▶ _Task brief_: Copy out each line of the listing below where the string "panel" appears.

▶ _Given data_:
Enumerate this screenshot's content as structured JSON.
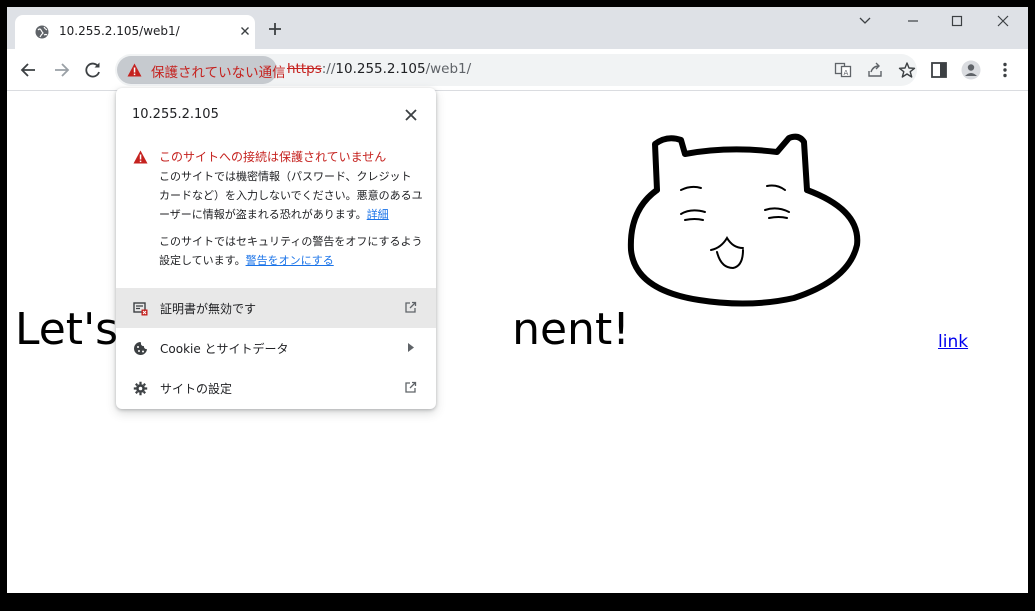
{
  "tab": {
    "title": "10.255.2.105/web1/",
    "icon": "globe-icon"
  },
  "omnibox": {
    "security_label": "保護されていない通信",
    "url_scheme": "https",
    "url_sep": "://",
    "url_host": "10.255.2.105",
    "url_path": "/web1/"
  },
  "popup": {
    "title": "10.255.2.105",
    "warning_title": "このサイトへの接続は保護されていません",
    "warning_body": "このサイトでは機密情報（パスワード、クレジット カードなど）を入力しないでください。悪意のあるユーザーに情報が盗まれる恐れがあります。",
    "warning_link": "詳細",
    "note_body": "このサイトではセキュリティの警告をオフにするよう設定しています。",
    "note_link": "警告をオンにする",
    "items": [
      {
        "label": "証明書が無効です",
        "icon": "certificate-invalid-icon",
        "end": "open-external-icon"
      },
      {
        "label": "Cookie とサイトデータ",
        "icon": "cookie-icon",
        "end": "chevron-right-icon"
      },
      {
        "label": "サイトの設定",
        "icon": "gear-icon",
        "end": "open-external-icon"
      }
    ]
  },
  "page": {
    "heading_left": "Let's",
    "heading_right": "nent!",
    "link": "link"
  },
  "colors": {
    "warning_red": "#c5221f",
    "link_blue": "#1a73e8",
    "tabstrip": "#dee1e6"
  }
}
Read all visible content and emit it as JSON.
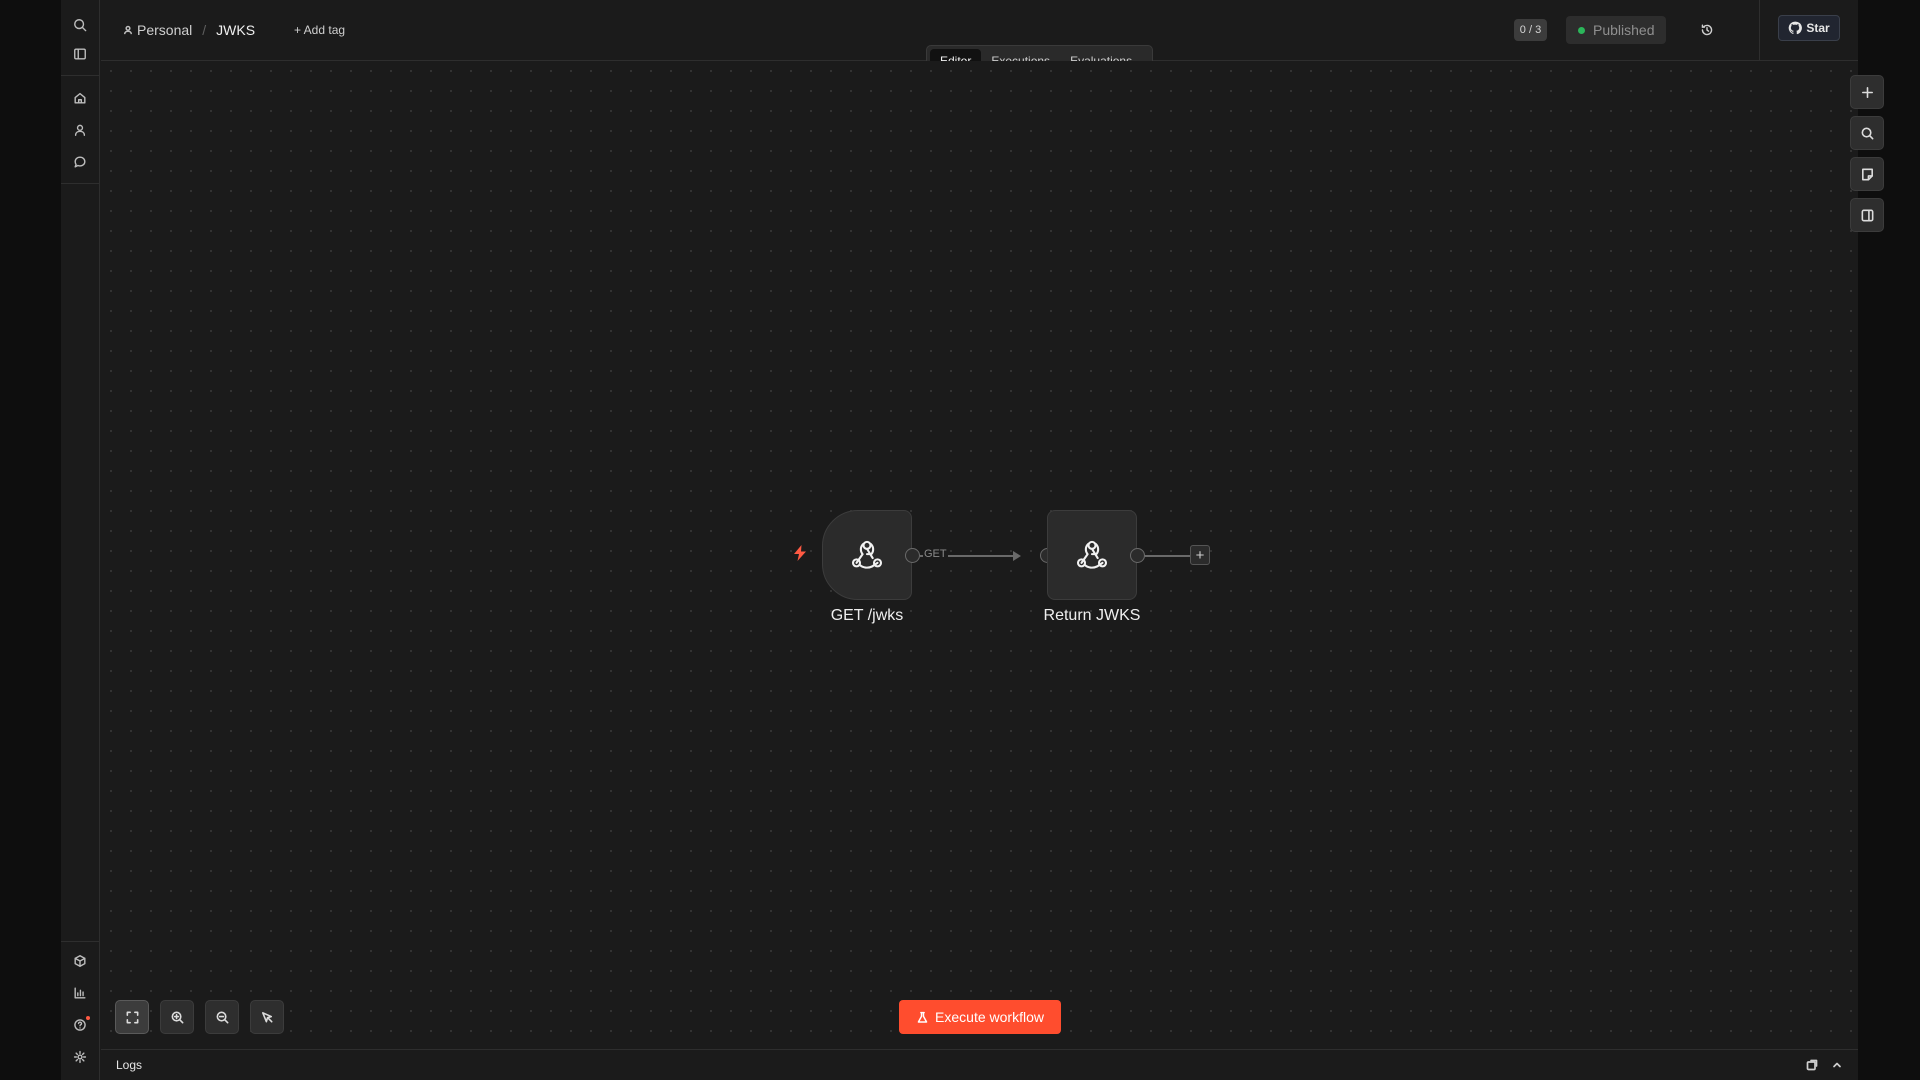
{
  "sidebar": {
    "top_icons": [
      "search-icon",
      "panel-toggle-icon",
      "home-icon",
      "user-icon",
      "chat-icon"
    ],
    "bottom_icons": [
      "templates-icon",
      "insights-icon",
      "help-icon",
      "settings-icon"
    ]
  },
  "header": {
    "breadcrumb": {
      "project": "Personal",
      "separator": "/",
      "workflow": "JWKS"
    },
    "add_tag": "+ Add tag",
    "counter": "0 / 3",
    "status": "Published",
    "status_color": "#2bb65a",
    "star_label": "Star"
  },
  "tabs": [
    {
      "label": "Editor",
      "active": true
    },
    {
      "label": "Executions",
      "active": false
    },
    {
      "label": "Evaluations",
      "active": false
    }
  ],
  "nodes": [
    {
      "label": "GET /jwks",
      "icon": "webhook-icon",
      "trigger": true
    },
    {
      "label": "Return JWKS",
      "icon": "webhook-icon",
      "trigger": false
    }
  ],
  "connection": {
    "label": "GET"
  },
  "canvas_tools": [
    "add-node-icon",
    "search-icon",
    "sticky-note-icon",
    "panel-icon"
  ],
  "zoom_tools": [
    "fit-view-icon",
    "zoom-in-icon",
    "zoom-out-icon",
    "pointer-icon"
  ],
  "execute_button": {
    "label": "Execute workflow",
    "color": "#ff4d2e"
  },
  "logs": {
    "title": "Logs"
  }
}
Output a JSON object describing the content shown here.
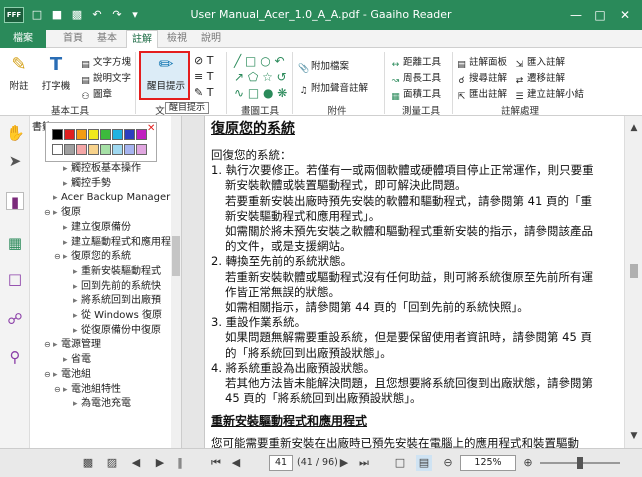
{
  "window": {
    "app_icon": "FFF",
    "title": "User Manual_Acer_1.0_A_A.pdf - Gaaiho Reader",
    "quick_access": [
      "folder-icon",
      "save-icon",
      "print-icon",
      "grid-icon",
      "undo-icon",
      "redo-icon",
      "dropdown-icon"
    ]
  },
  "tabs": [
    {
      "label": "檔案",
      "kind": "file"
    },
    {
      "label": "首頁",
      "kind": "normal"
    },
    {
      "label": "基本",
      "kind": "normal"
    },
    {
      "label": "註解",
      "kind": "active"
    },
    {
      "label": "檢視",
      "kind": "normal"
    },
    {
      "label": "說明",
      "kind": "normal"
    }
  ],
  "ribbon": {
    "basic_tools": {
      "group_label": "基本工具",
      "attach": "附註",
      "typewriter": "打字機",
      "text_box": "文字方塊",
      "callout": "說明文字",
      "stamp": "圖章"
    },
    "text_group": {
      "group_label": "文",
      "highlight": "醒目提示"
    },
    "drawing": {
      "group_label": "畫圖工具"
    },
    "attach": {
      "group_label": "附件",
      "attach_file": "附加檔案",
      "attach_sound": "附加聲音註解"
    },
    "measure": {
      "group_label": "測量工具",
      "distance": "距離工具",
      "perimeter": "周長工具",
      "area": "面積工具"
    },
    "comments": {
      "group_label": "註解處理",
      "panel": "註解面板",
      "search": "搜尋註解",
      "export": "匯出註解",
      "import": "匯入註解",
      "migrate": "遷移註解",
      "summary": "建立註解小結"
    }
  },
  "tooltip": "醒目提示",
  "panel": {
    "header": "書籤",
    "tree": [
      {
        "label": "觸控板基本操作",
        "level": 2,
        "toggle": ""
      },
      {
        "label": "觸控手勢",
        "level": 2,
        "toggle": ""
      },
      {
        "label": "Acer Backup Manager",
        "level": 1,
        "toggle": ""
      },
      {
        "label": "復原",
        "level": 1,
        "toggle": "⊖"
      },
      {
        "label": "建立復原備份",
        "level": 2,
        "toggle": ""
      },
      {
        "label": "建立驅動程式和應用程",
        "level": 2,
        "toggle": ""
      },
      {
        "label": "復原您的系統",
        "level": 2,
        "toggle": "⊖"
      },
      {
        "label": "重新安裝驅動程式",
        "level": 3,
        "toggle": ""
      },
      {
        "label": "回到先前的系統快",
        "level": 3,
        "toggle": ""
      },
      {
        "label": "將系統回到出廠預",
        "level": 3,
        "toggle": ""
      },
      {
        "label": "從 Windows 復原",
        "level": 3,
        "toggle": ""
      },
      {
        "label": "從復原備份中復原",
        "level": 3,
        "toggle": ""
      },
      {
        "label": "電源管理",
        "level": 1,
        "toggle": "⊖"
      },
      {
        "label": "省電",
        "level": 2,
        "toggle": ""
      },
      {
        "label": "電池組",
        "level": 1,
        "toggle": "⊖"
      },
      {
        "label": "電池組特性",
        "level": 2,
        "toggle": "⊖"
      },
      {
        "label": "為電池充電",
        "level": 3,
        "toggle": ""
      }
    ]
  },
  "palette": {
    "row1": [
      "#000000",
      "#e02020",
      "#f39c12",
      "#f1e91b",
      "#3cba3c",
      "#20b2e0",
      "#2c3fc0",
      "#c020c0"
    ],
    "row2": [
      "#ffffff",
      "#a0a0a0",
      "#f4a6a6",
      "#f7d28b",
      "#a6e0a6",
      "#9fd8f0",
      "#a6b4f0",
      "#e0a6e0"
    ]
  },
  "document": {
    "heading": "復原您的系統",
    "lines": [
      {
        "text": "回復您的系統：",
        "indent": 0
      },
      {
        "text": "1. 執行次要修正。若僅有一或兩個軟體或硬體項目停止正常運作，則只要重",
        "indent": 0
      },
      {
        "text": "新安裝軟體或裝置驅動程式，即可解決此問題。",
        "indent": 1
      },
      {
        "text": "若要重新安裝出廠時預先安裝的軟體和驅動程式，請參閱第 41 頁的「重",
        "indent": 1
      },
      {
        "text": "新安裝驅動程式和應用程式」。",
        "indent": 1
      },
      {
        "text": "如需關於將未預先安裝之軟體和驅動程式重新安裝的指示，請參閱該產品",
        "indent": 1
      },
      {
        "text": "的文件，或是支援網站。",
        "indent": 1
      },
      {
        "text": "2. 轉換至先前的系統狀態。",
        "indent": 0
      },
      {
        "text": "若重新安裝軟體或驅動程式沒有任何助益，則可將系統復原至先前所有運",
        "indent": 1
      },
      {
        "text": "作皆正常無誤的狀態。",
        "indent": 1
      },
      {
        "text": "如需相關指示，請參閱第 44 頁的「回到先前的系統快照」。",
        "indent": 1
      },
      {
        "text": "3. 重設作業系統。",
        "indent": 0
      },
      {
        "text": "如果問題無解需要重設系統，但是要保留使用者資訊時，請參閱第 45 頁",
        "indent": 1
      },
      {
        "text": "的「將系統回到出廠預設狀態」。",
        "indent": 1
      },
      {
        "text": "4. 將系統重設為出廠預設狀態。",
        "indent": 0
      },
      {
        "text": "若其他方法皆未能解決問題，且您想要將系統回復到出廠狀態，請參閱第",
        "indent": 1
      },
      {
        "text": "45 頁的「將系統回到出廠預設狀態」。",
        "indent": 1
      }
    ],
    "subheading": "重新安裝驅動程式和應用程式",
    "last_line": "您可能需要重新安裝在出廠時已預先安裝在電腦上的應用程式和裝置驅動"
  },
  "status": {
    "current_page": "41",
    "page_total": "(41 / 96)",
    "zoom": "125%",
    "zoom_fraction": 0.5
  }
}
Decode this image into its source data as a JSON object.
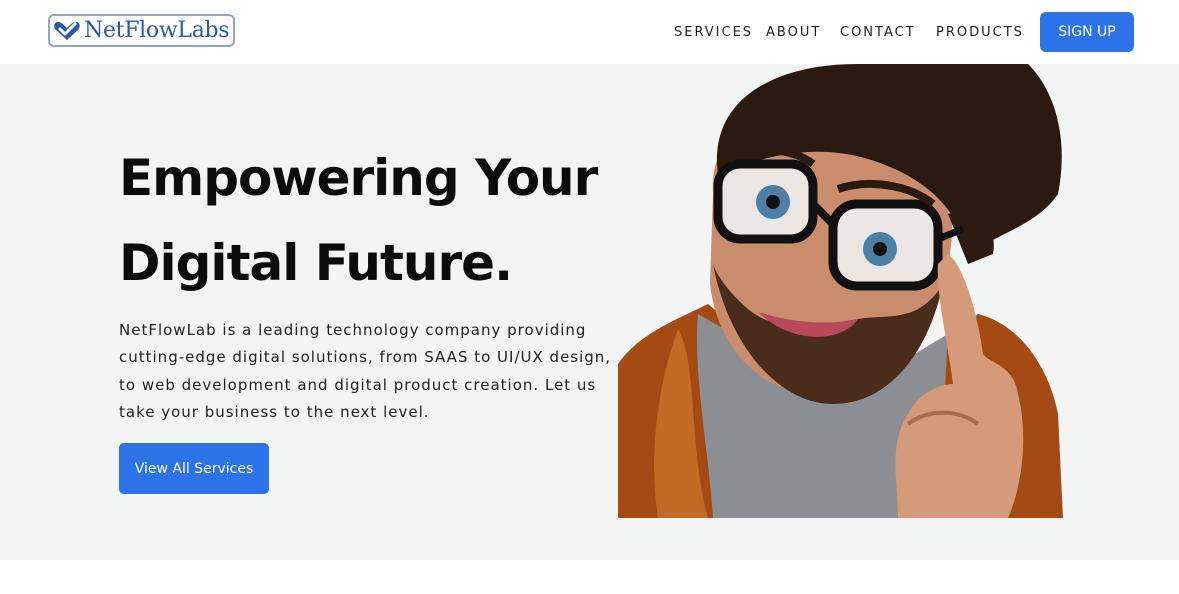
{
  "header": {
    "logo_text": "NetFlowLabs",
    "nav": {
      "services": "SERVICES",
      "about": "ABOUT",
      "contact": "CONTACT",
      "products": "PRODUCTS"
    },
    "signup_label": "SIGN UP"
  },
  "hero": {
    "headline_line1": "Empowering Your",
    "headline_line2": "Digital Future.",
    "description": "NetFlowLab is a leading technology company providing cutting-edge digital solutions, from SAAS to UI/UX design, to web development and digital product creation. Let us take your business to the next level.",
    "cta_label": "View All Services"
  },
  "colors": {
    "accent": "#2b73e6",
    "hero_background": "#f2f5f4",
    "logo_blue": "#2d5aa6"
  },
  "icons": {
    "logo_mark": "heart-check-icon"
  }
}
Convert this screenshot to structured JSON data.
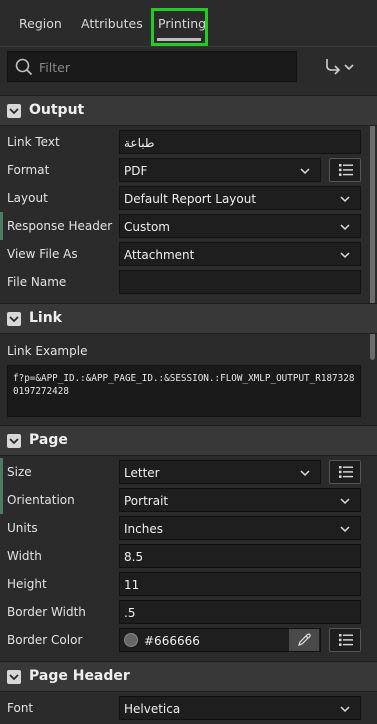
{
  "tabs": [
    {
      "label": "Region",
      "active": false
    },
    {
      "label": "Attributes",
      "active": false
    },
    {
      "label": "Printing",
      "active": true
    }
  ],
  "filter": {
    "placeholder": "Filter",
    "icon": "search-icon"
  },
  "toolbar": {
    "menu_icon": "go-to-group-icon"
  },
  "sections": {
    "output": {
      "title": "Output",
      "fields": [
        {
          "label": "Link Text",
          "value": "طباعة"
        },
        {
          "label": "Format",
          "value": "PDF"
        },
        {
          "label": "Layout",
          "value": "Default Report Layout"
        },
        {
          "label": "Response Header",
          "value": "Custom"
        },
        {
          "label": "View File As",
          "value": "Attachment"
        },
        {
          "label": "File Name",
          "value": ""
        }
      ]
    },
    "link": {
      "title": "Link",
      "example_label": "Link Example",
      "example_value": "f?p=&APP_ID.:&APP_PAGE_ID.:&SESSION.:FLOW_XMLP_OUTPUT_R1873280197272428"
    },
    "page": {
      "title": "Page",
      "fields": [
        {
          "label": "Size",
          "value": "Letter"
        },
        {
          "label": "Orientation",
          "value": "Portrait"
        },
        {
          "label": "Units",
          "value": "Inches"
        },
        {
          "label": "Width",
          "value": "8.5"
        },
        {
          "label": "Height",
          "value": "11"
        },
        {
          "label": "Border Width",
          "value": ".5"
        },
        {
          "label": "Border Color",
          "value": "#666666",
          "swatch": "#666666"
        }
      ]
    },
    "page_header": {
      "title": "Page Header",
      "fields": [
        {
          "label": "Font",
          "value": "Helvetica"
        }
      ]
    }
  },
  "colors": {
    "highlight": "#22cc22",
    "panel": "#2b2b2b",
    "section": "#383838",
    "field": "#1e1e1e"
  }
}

▶ _Response to this exercise_:
      "panel-toggle-icon",
    "panel-icon"
      "panel": "註解面板",
  "panel": {
    "panel": "#2b2b2b",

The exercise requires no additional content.